Task description —
In the material below, tally the lines that include the string "icon", then write down only the total.

Start of Extracted material

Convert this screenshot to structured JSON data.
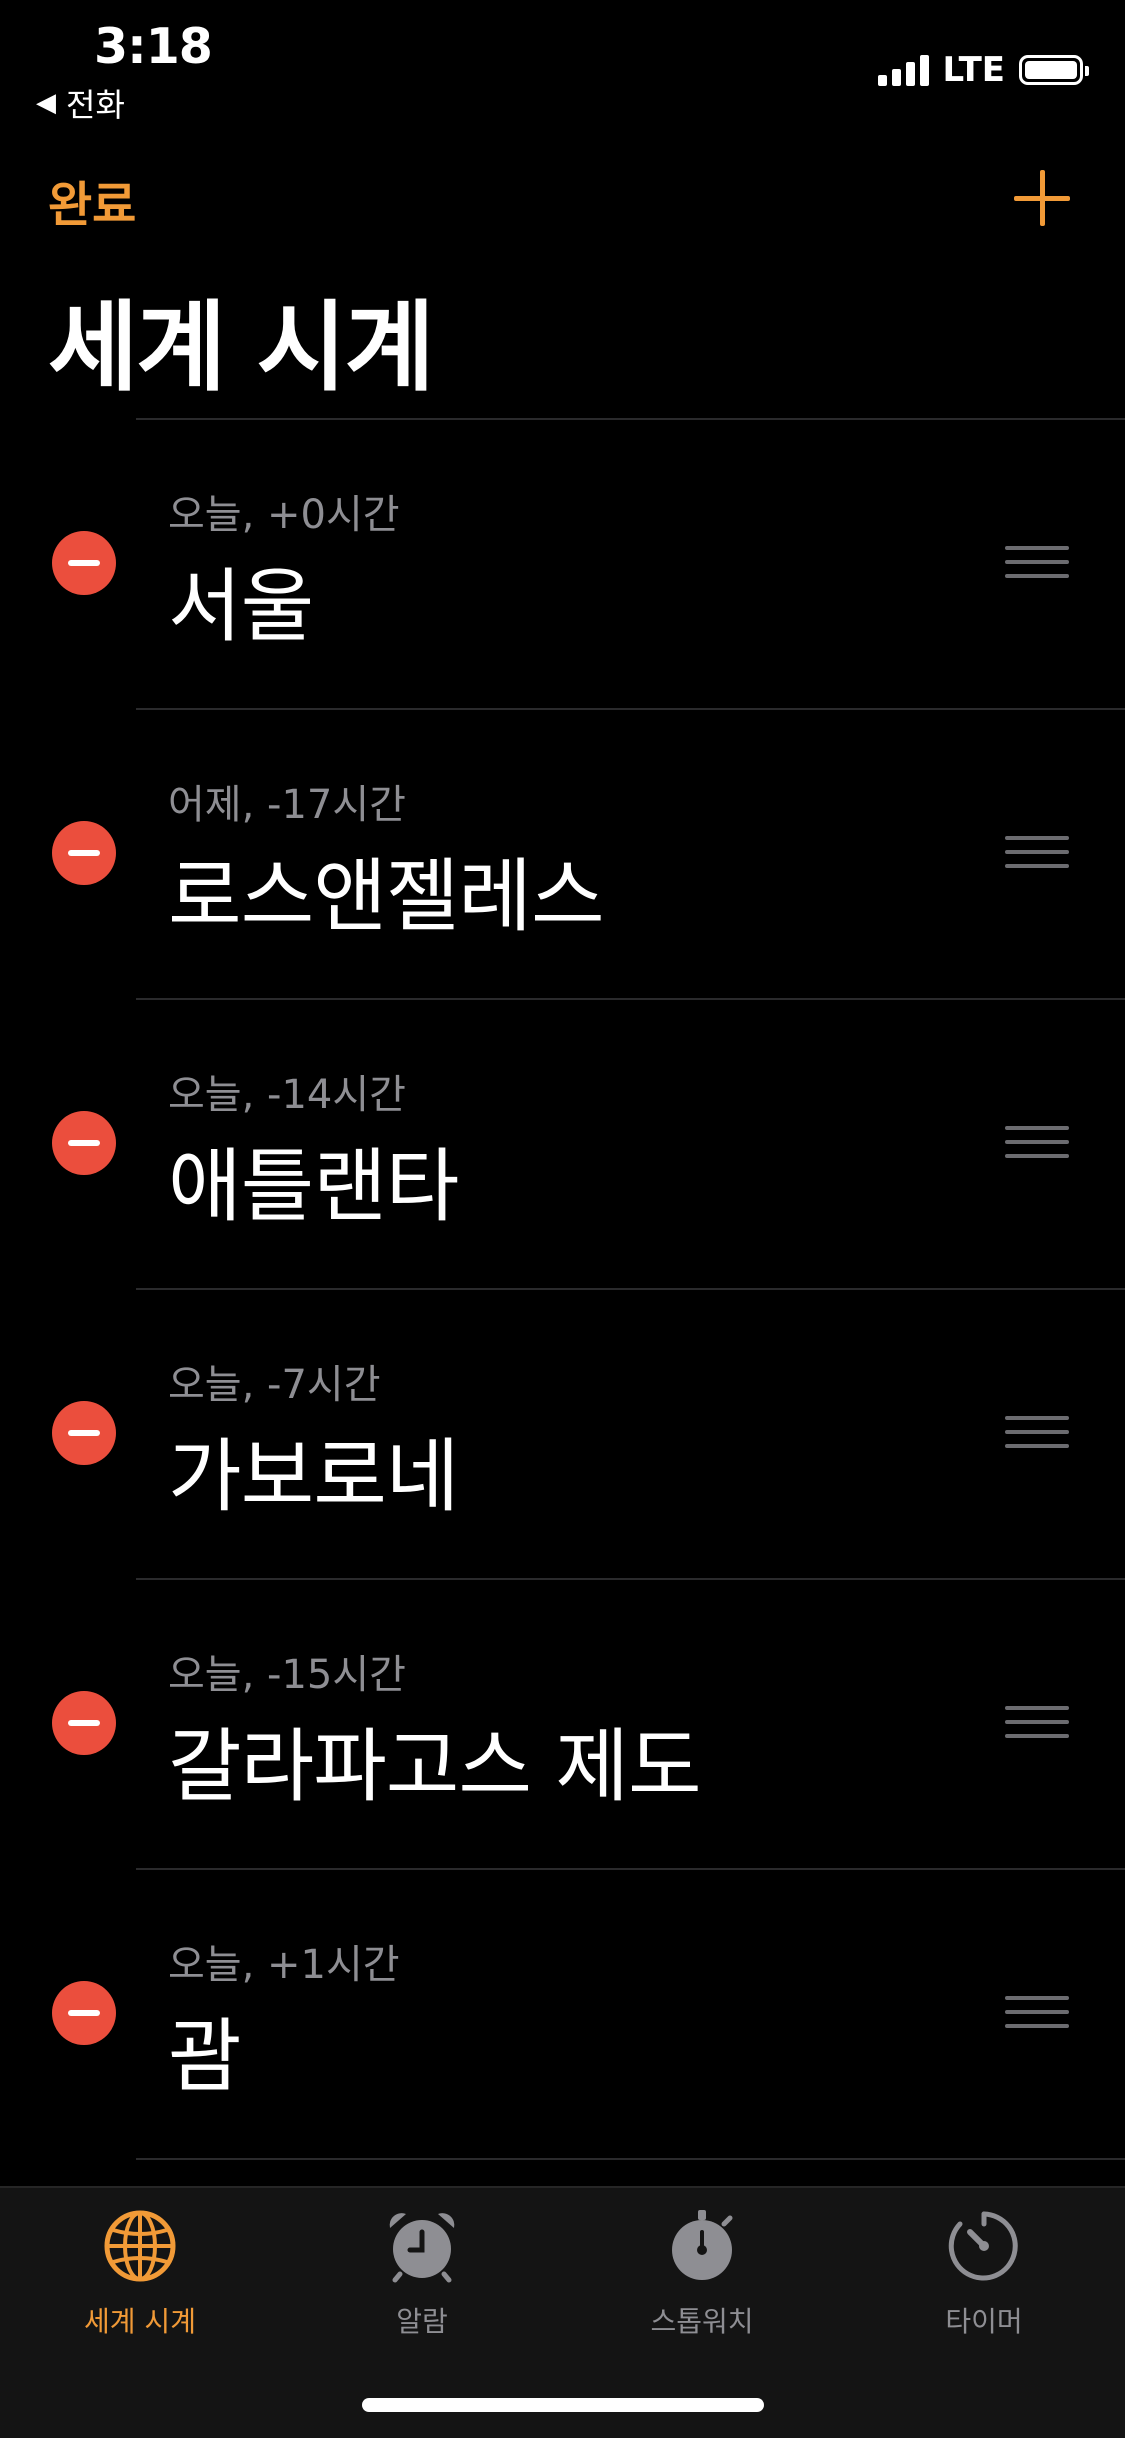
{
  "status_bar": {
    "time": "3:18",
    "back_label": "전화",
    "back_icon": "back-triangle-icon",
    "network": "LTE"
  },
  "nav": {
    "done_label": "완료",
    "add_icon": "plus-icon"
  },
  "title": "세계 시계",
  "clocks": [
    {
      "offset": "오늘, +0시간",
      "city": "서울"
    },
    {
      "offset": "어제, -17시간",
      "city": "로스앤젤레스"
    },
    {
      "offset": "오늘, -14시간",
      "city": "애틀랜타"
    },
    {
      "offset": "오늘, -7시간",
      "city": "가보로네"
    },
    {
      "offset": "오늘, -15시간",
      "city": "갈라파고스 제도"
    },
    {
      "offset": "오늘, +1시간",
      "city": "괌"
    }
  ],
  "tabs": [
    {
      "label": "세계 시계",
      "icon": "globe-icon",
      "active": true
    },
    {
      "label": "알람",
      "icon": "alarm-clock-icon",
      "active": false
    },
    {
      "label": "스톱워치",
      "icon": "stopwatch-icon",
      "active": false
    },
    {
      "label": "타이머",
      "icon": "timer-icon",
      "active": false
    }
  ],
  "colors": {
    "accent": "#F19A37",
    "delete": "#EB4E3D",
    "secondary_text": "#8E8E93",
    "background": "#000000"
  }
}
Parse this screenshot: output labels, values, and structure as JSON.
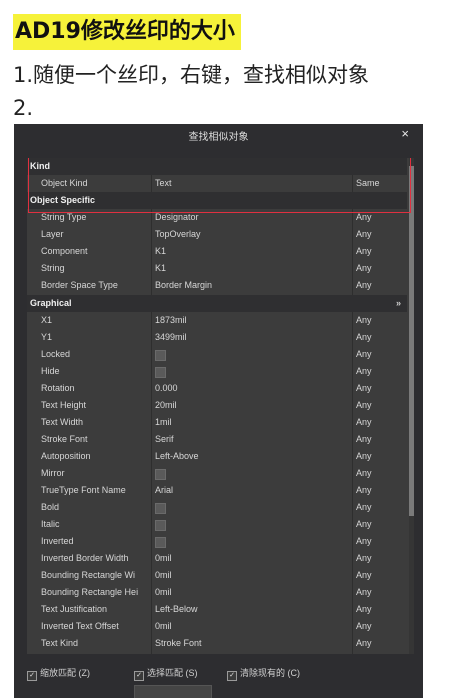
{
  "article": {
    "heading": "AD19修改丝印的大小",
    "step1": "1.随便一个丝印，右键，查找相似对象",
    "step2": "2."
  },
  "dialog": {
    "title": "查找相似对象",
    "close": "×",
    "categories": {
      "kind": "Kind",
      "object_specific": "Object Specific",
      "graphical": "Graphical"
    },
    "rows": [
      {
        "name": "Object Kind",
        "value": "Text",
        "match": "Same"
      },
      {
        "name": "String Type",
        "value": "Designator",
        "match": "Any"
      },
      {
        "name": "Layer",
        "value": "TopOverlay",
        "match": "Any"
      },
      {
        "name": "Component",
        "value": "K1",
        "match": "Any"
      },
      {
        "name": "String",
        "value": "K1",
        "match": "Any"
      },
      {
        "name": "Border Space Type",
        "value": "Border Margin",
        "match": "Any"
      },
      {
        "name": "X1",
        "value": "1873mil",
        "match": "Any"
      },
      {
        "name": "Y1",
        "value": "3499mil",
        "match": "Any"
      },
      {
        "name": "Locked",
        "value": "",
        "match": "Any"
      },
      {
        "name": "Hide",
        "value": "",
        "match": "Any"
      },
      {
        "name": "Rotation",
        "value": "0.000",
        "match": "Any"
      },
      {
        "name": "Text Height",
        "value": "20mil",
        "match": "Any"
      },
      {
        "name": "Text Width",
        "value": "1mil",
        "match": "Any"
      },
      {
        "name": "Stroke Font",
        "value": "Serif",
        "match": "Any"
      },
      {
        "name": "Autoposition",
        "value": "Left-Above",
        "match": "Any"
      },
      {
        "name": "Mirror",
        "value": "",
        "match": "Any"
      },
      {
        "name": "TrueType Font Name",
        "value": "Arial",
        "match": "Any"
      },
      {
        "name": "Bold",
        "value": "",
        "match": "Any"
      },
      {
        "name": "Italic",
        "value": "",
        "match": "Any"
      },
      {
        "name": "Inverted",
        "value": "",
        "match": "Any"
      },
      {
        "name": "Inverted Border Width",
        "value": "0mil",
        "match": "Any"
      },
      {
        "name": "Bounding Rectangle Wi",
        "value": "0mil",
        "match": "Any"
      },
      {
        "name": "Bounding Rectangle Hei",
        "value": "0mil",
        "match": "Any"
      },
      {
        "name": "Text Justification",
        "value": "Left-Below",
        "match": "Any"
      },
      {
        "name": "Inverted Text Offset",
        "value": "0mil",
        "match": "Any"
      },
      {
        "name": "Text Kind",
        "value": "Stroke Font",
        "match": "Any"
      }
    ],
    "options": {
      "zoom_match": "缩放匹配 (Z)",
      "select_match": "选择匹配 (S)",
      "clear_existing": "清除现有的 (C)"
    },
    "colors": {
      "highlight": "#e03040",
      "heading_bg": "#f6f23a"
    }
  }
}
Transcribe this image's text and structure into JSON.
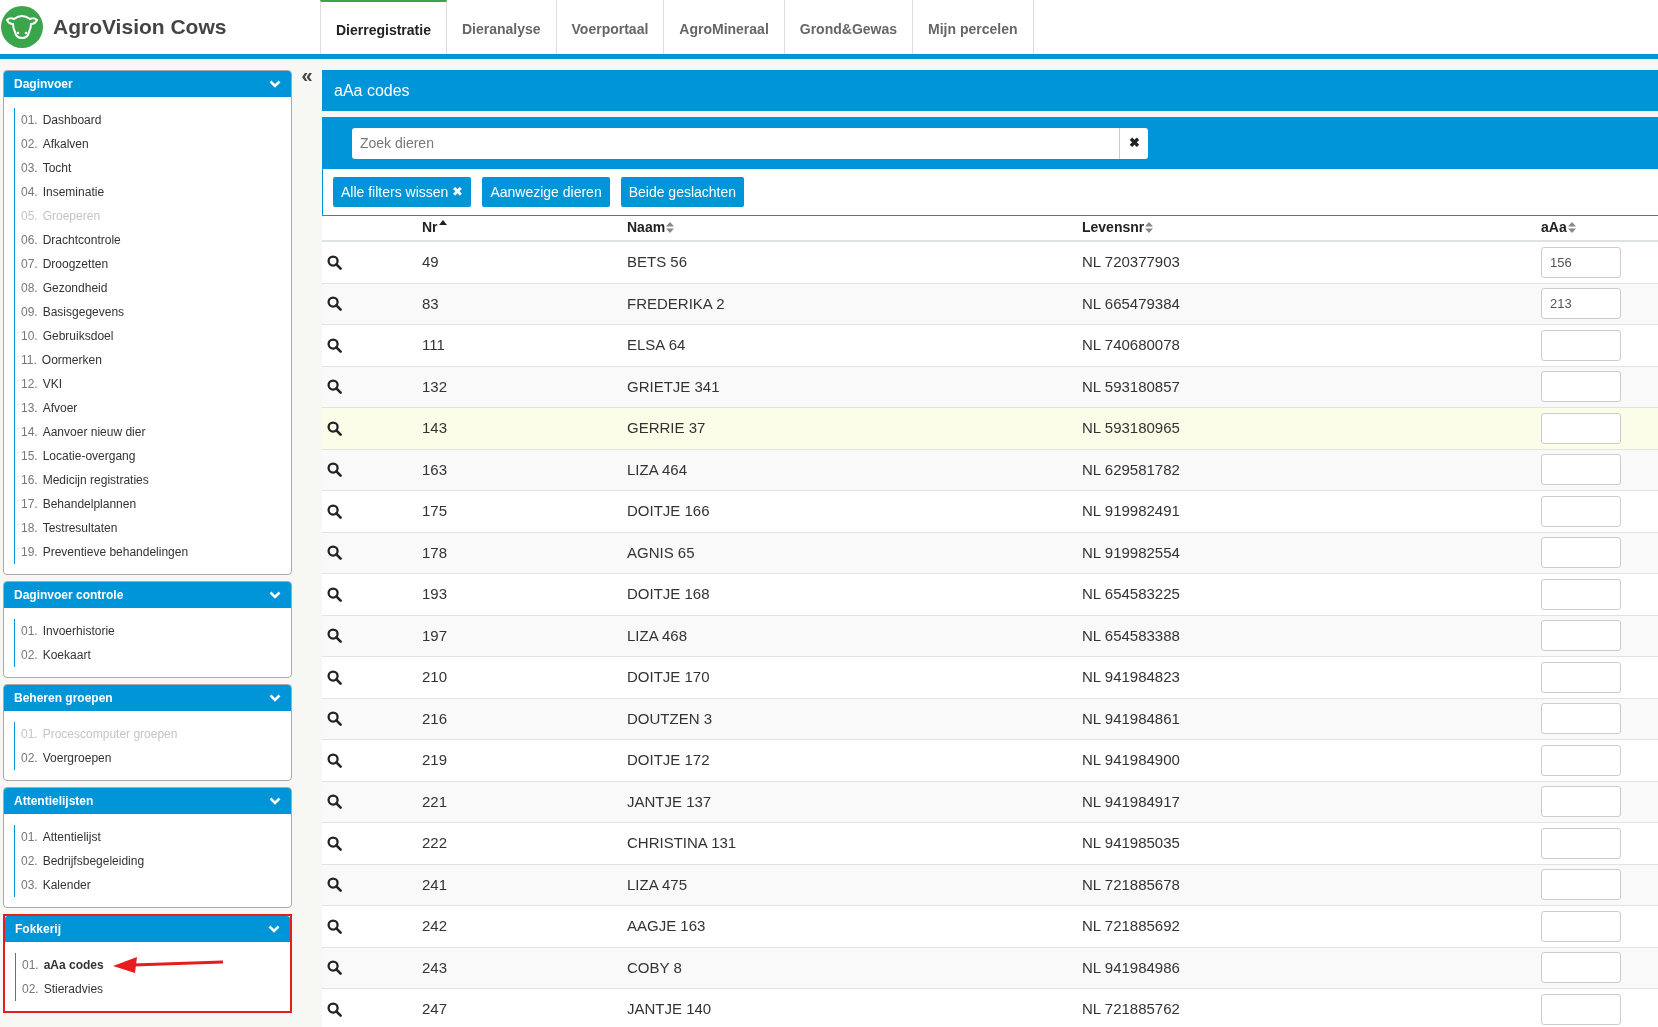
{
  "app": {
    "name": "AgroVision Cows"
  },
  "tabs": [
    {
      "label": "Dierregistratie",
      "selected": true
    },
    {
      "label": "Dieranalyse",
      "selected": false
    },
    {
      "label": "Voerportaal",
      "selected": false
    },
    {
      "label": "AgroMineraal",
      "selected": false
    },
    {
      "label": "Grond&Gewas",
      "selected": false
    },
    {
      "label": "Mijn percelen",
      "selected": false
    }
  ],
  "sidebar": {
    "collapse": "«",
    "sections": [
      {
        "title": "Daginvoer",
        "annotated": false,
        "items": [
          {
            "num": "01.",
            "label": "Dashboard",
            "disabled": false,
            "selected": false
          },
          {
            "num": "02.",
            "label": "Afkalven",
            "disabled": false,
            "selected": false
          },
          {
            "num": "03.",
            "label": "Tocht",
            "disabled": false,
            "selected": false
          },
          {
            "num": "04.",
            "label": "Inseminatie",
            "disabled": false,
            "selected": false
          },
          {
            "num": "05.",
            "label": "Groeperen",
            "disabled": true,
            "selected": false
          },
          {
            "num": "06.",
            "label": "Drachtcontrole",
            "disabled": false,
            "selected": false
          },
          {
            "num": "07.",
            "label": "Droogzetten",
            "disabled": false,
            "selected": false
          },
          {
            "num": "08.",
            "label": "Gezondheid",
            "disabled": false,
            "selected": false
          },
          {
            "num": "09.",
            "label": "Basisgegevens",
            "disabled": false,
            "selected": false
          },
          {
            "num": "10.",
            "label": "Gebruiksdoel",
            "disabled": false,
            "selected": false
          },
          {
            "num": "11.",
            "label": "Oormerken",
            "disabled": false,
            "selected": false
          },
          {
            "num": "12.",
            "label": "VKI",
            "disabled": false,
            "selected": false
          },
          {
            "num": "13.",
            "label": "Afvoer",
            "disabled": false,
            "selected": false
          },
          {
            "num": "14.",
            "label": "Aanvoer nieuw dier",
            "disabled": false,
            "selected": false
          },
          {
            "num": "15.",
            "label": "Locatie-overgang",
            "disabled": false,
            "selected": false
          },
          {
            "num": "16.",
            "label": "Medicijn registraties",
            "disabled": false,
            "selected": false
          },
          {
            "num": "17.",
            "label": "Behandelplannen",
            "disabled": false,
            "selected": false
          },
          {
            "num": "18.",
            "label": "Testresultaten",
            "disabled": false,
            "selected": false
          },
          {
            "num": "19.",
            "label": "Preventieve behandelingen",
            "disabled": false,
            "selected": false
          }
        ]
      },
      {
        "title": "Daginvoer controle",
        "annotated": false,
        "items": [
          {
            "num": "01.",
            "label": "Invoerhistorie",
            "disabled": false,
            "selected": false
          },
          {
            "num": "02.",
            "label": "Koekaart",
            "disabled": false,
            "selected": false
          }
        ]
      },
      {
        "title": "Beheren groepen",
        "annotated": false,
        "items": [
          {
            "num": "01.",
            "label": "Procescomputer groepen",
            "disabled": true,
            "selected": false
          },
          {
            "num": "02.",
            "label": "Voergroepen",
            "disabled": false,
            "selected": false
          }
        ]
      },
      {
        "title": "Attentielijsten",
        "annotated": false,
        "items": [
          {
            "num": "01.",
            "label": "Attentielijst",
            "disabled": false,
            "selected": false
          },
          {
            "num": "02.",
            "label": "Bedrijfsbegeleiding",
            "disabled": false,
            "selected": false
          },
          {
            "num": "03.",
            "label": "Kalender",
            "disabled": false,
            "selected": false
          }
        ]
      },
      {
        "title": "Fokkerij",
        "annotated": true,
        "items": [
          {
            "num": "01.",
            "label": "aAa codes",
            "disabled": false,
            "selected": true
          },
          {
            "num": "02.",
            "label": "Stieradvies",
            "disabled": false,
            "selected": false
          }
        ]
      }
    ]
  },
  "panel": {
    "title": "aAa codes",
    "search": {
      "placeholder": "Zoek dieren",
      "clear": "✖"
    },
    "filters": [
      {
        "label": "Alle filters wissen",
        "clear": true
      },
      {
        "label": "Aanwezige dieren",
        "clear": false
      },
      {
        "label": "Beide geslachten",
        "clear": false
      }
    ]
  },
  "table": {
    "columns": [
      {
        "label": "Nr",
        "sorted": true
      },
      {
        "label": "Naam",
        "sorted": false
      },
      {
        "label": "Levensnr",
        "sorted": false
      },
      {
        "label": "aAa",
        "sorted": false
      }
    ],
    "rows": [
      {
        "nr": "49",
        "naam": "BETS 56",
        "levensnr": "NL 720377903",
        "aaa": "156",
        "highlighted": false
      },
      {
        "nr": "83",
        "naam": "FREDERIKA 2",
        "levensnr": "NL 665479384",
        "aaa": "213",
        "highlighted": false
      },
      {
        "nr": "111",
        "naam": "ELSA 64",
        "levensnr": "NL 740680078",
        "highlighted": false
      },
      {
        "nr": "132",
        "naam": "GRIETJE 341",
        "levensnr": "NL 593180857",
        "highlighted": false
      },
      {
        "nr": "143",
        "naam": "GERRIE 37",
        "levensnr": "NL 593180965",
        "highlighted": true
      },
      {
        "nr": "163",
        "naam": "LIZA 464",
        "levensnr": "NL 629581782",
        "highlighted": false
      },
      {
        "nr": "175",
        "naam": "DOITJE 166",
        "levensnr": "NL 919982491",
        "highlighted": false
      },
      {
        "nr": "178",
        "naam": "AGNIS 65",
        "levensnr": "NL 919982554",
        "highlighted": false
      },
      {
        "nr": "193",
        "naam": "DOITJE 168",
        "levensnr": "NL 654583225",
        "highlighted": false
      },
      {
        "nr": "197",
        "naam": "LIZA 468",
        "levensnr": "NL 654583388",
        "highlighted": false
      },
      {
        "nr": "210",
        "naam": "DOITJE 170",
        "levensnr": "NL 941984823",
        "highlighted": false
      },
      {
        "nr": "216",
        "naam": "DOUTZEN 3",
        "levensnr": "NL 941984861",
        "highlighted": false
      },
      {
        "nr": "219",
        "naam": "DOITJE 172",
        "levensnr": "NL 941984900",
        "highlighted": false
      },
      {
        "nr": "221",
        "naam": "JANTJE 137",
        "levensnr": "NL 941984917",
        "highlighted": false
      },
      {
        "nr": "222",
        "naam": "CHRISTINA 131",
        "levensnr": "NL 941985035",
        "highlighted": false
      },
      {
        "nr": "241",
        "naam": "LIZA 475",
        "levensnr": "NL 721885678",
        "highlighted": false
      },
      {
        "nr": "242",
        "naam": "AAGJE 163",
        "levensnr": "NL 721885692",
        "highlighted": false
      },
      {
        "nr": "243",
        "naam": "COBY 8",
        "levensnr": "NL 941984986",
        "highlighted": false
      },
      {
        "nr": "247",
        "naam": "JANTJE 140",
        "levensnr": "NL 721885762",
        "highlighted": false
      }
    ]
  }
}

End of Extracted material

Reply —
6